The company posted a net loss of US$8.35 billion for the first three months of the year, its worst quarter since it was hit by a huge corruption scandal in 2014-2017.
The loss was mainly because of a US$11.2 billion impairment charge the firm took when it wrote down the value of some of its oil fields, saying the “challenging environment” now meant they were overvalued.
“The global oil and gas industry has been hit hard and is facing its worst crisis in the last 100 years,” chief executive Roberto Castello Branco said in a statement.
Petrobras’ first-quarter earnings were down more than 1,300% from the first quarter of last year, when it booked a net profit of US$693 million, and down nearly 700% from the fourth quarter, when it booked a net profit of US$1.4 billion.
The loss came despite the fact that oil prices only started their downward spiral toward the end of the quarter.
The pandemic, plus a price war between Saudi Arabia and Russia, drove oil prices to more than 20-year lows last month, as stay-at-home measures caused a collapse in travel worldwide.
At one point the US benchmark price even plunged deep into negative numbers.

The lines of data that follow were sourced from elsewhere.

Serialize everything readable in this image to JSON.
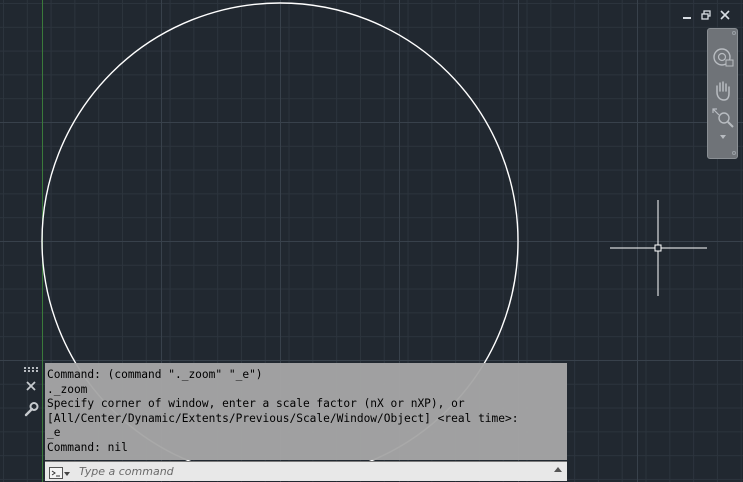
{
  "app": {
    "colors": {
      "background": "#212830",
      "circle": "#ffffff",
      "y_axis": "#3a7a3a",
      "command_panel": "#a5a5a5"
    }
  },
  "viewport_controls": {
    "minimize_icon": "minimize-icon",
    "restore_icon": "restore-icon",
    "close_icon": "close-icon"
  },
  "navigation_bar": {
    "tools": [
      "steering-wheel-icon",
      "pan-hand-icon",
      "zoom-extents-icon"
    ]
  },
  "command_line": {
    "history": [
      "Command: (command \"._zoom\" \"_e\")",
      "._zoom",
      "Specify corner of window, enter a scale factor (nX or nXP), or",
      "[All/Center/Dynamic/Extents/Previous/Scale/Window/Object] <real time>:",
      "_e",
      "Command: nil"
    ],
    "input_value": "",
    "input_placeholder": "Type a command"
  }
}
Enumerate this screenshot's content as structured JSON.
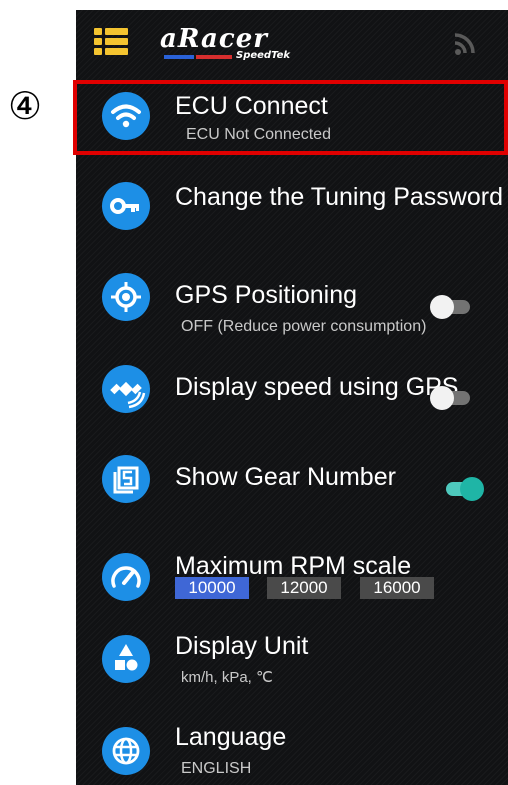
{
  "annotation": {
    "marker": "④"
  },
  "header": {
    "logo": {
      "brand": "aRacer",
      "sub": "SpeedTek"
    }
  },
  "menu": [
    {
      "icon": "wifi-icon",
      "title": "ECU Connect",
      "subtitle": "ECU Not Connected"
    },
    {
      "icon": "key-icon",
      "title": "Change the Tuning Password"
    },
    {
      "icon": "gps-icon",
      "title": "GPS Positioning",
      "subtitle": "OFF (Reduce power consumption)",
      "toggle": false
    },
    {
      "icon": "satellite-icon",
      "title": "Display speed using GPS",
      "toggle": false
    },
    {
      "icon": "gear-number-icon",
      "title": "Show Gear Number",
      "toggle": true
    },
    {
      "icon": "speedometer-icon",
      "title": "Maximum RPM scale",
      "options": [
        "10000",
        "12000",
        "16000"
      ],
      "selected": "10000"
    },
    {
      "icon": "shapes-icon",
      "title": "Display Unit",
      "subtitle": "km/h, kPa, ℃"
    },
    {
      "icon": "globe-icon",
      "title": "Language",
      "subtitle": "ENGLISH"
    }
  ],
  "colors": {
    "accent": "#1d8fe6",
    "toggle_on": "#1fb5a6",
    "highlight": "#e00000",
    "rpm_selected": "#3f67d6",
    "menu_icon": "#f4c430"
  }
}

Branco warned worse quarters likely lie ahead for Petrobras.
“The global recession did not significantly affect the company’s performance in Q120, which is expected to happen in the following quarters,” he said.
Petrobras only emerged in 2018 from four years of heavy losses brought on by revelations that top politicians and executives stole billions from the company in a massive corruption scheme.
Now, after posting a record profit in 2019, the firm is facing potentially long-lasting fallout from the pandemic.
The dramatic plunge in oil prices and demand in recent months may linger even after the pandemic, said Branco.
“The execution of the production cuts promised by members of Opec+ is quite uncertain given the long history of non-compliance and the temptation caused by the need to generate cash for some of its members,” he said.
“The behavioural changes generated during the social distancing phase (of the pandemic) and the governmental incentives to replace fossil fuels are other factors that lead us to have a more cautious view on the evolution of oil prices over the next few years.”